> Work required
For every line in the entries that contains "screenshot", show the whole line.

Supplied data Start Marker

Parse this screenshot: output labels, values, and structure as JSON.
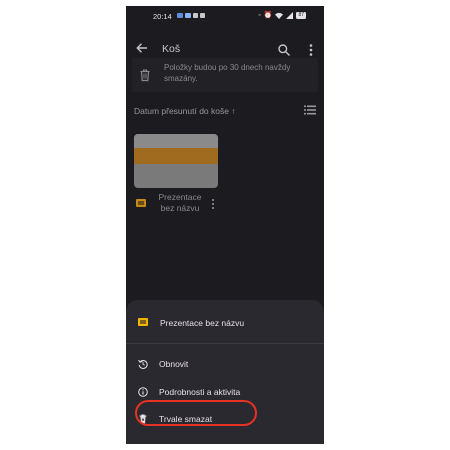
{
  "status_bar": {
    "time": "20:14",
    "battery": "87",
    "icons": [
      "notification-icons",
      "mute-icon",
      "alarm-icon",
      "wifi-icon",
      "signal-icon",
      "battery-icon"
    ]
  },
  "app_bar": {
    "title": "Koš",
    "back_icon": "arrow-back-icon",
    "search_icon": "search-icon",
    "more_icon": "more-vert-icon"
  },
  "banner": {
    "text": "Položky budou po 30 dnech navždy smazány.",
    "icon": "trash-icon"
  },
  "sort": {
    "label": "Datum přesunutí do koše ↑",
    "view_icon": "list-view-icon"
  },
  "files": [
    {
      "name": "Prezentace bez názvu",
      "type_icon": "slides-icon"
    }
  ],
  "bottom_sheet": {
    "title": "Prezentace bez názvu",
    "items": [
      {
        "label": "Obnovit",
        "icon": "restore-icon"
      },
      {
        "label": "Podrobnosti a aktivita",
        "icon": "info-icon"
      },
      {
        "label": "Trvale smazat",
        "icon": "delete-forever-icon"
      }
    ]
  },
  "colors": {
    "background": "#1c1b1f",
    "sheet": "#2b2930",
    "slides_yellow": "#f4b400",
    "highlight": "#e53224"
  }
}
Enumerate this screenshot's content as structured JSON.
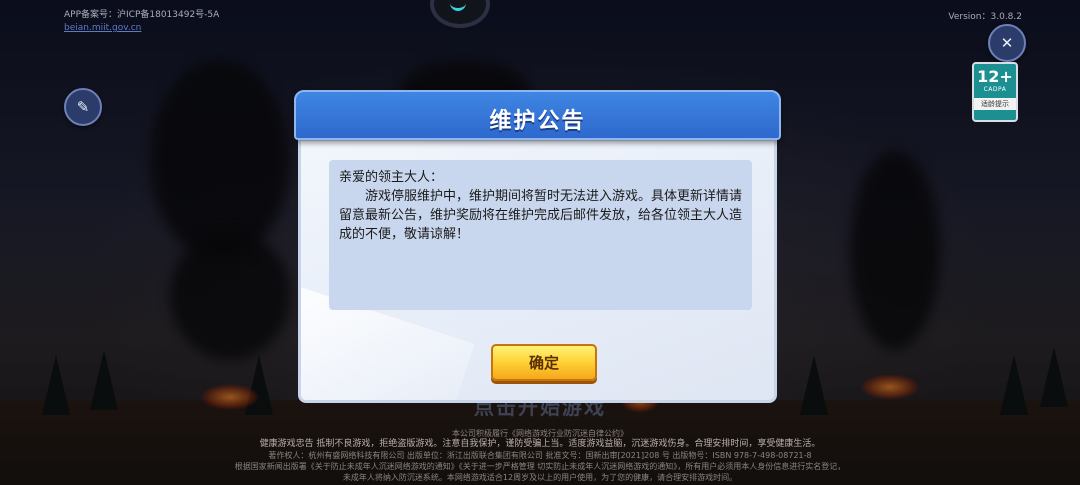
{
  "top_info": {
    "app_record": "APP备案号：沪ICP备18013492号-5A",
    "link_text": "beian.miit.gov.cn",
    "version": "Version：3.0.8.2"
  },
  "age_badge": {
    "rating": "12+",
    "org": "CADPA",
    "tip": "适龄提示"
  },
  "dialog": {
    "title": "维护公告",
    "greeting": "亲爱的领主大人：",
    "message": "游戏停服维护中，维护期间将暂时无法进入游戏。具体更新详情请留意最新公告，维护奖励将在维护完成后邮件发放，给各位领主大人造成的不便，敬请谅解！",
    "confirm_label": "确定"
  },
  "background_text": {
    "start_hint": "点击开始游戏"
  },
  "footer": {
    "line1": "本公司积极履行《网络游戏行业防沉迷自律公约》",
    "line2": "健康游戏忠告 抵制不良游戏，拒绝盗版游戏。注意自我保护，谨防受骗上当。适度游戏益脑，沉迷游戏伤身。合理安排时间，享受健康生活。",
    "line3": "著作权人：杭州有盛网络科技有限公司 出版单位：浙江出版联合集团有限公司 批准文号：国新出审[2021]208 号 出版物号：ISBN 978-7-498-08721-8",
    "line4": "根据国家新闻出版署《关于防止未成年人沉迷网络游戏的通知》《关于进一步严格管理 切实防止未成年人沉迷网络游戏的通知》，所有用户必须用本人身份信息进行实名登记，",
    "line5": "未成年人将纳入防沉迷系统。本网络游戏适合12周岁及以上的用户使用，为了您的健康，请合理安排游戏时间。"
  }
}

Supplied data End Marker

> Task output
Parse this screenshot: output labels, values, and structure as JSON.
Enumerate this screenshot's content as structured JSON.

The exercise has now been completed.